- Monthly income X .29 = Maximum PITI
- For a monthly income of $3,000, that means $3,000 x .29 = $870 Maximum PITI
Your total monthly costs, adding PITI and long-term debt, should be no more than 41% of your gross monthly income. Long-term debt includes such things as car loans and credit card balances.
- Monthly income x .41 = Maximum Total Monthly Costs
- For a monthly income of $3,000, that means $3,000 x .41 = $1230
- $1,230 total – $870 PITI = $360 allowed for monthly long term debt
The ratios for an FHA loan are more lenient than for a typical conventional loan. For conventional home loans, PITI expense cannot usually exceed 26-28% of your gross monthly income, and total expense should be no more than 33-36%.
What is the Downside of an FHA Loan?
FHA loans offer many benefits, however, like any financial product, there are some drawbacks to consider. One downside is that FHA loans typically have higher mortgage insurance premium costs.
FHA loans also have strict requirements surrounding housing standards. Homes must meet FHA health and safety qualifications, and only primary residences are eligible. Additionally, FHA loans have limits on the value of the home—read about non-QM loans here for more flexible financing options that might better suit your needs.
Apply for an FHA Loan Today

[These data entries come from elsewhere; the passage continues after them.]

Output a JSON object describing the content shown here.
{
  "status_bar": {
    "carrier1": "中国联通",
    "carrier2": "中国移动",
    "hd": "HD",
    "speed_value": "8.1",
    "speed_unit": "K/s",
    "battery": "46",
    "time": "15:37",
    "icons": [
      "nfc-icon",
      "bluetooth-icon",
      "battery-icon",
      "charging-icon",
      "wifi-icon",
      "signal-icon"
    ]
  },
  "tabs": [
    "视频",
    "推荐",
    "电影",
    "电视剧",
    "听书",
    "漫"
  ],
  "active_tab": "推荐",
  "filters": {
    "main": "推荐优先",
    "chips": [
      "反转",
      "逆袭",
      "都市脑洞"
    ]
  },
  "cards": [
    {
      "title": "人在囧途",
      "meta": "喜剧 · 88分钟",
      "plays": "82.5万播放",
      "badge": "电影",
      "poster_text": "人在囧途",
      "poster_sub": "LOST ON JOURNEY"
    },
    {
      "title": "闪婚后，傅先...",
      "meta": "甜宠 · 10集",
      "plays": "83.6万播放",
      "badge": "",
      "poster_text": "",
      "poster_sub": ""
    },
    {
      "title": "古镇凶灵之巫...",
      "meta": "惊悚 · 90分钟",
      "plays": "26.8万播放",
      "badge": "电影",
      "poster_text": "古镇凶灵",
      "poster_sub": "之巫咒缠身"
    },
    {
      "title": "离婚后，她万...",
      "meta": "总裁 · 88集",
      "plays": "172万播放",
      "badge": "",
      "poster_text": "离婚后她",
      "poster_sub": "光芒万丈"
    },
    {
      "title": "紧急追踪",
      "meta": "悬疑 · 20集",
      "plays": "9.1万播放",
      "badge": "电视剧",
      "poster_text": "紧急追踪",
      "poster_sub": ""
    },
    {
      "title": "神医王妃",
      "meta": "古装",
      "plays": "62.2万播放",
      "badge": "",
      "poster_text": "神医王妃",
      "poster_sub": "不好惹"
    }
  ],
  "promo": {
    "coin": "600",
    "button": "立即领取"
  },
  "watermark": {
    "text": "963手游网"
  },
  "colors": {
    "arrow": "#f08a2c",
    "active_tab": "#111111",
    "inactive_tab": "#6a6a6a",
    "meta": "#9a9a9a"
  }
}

FHA loans are an excellent option for many first-time homebuyers and those with lower credit scores. If you think an FHA loan might be a suitable option for your home financing journey, reach out to a Griffin Funding representative, who will be happy to talk you through your options. Griffin Funding is not HUD approved and is not a direct lender for FHA loans. Griffin Funding acts as a mortgage broker on FHA loans and brokers FHA loans to reputable, competitive, FHA HUD approved lenders.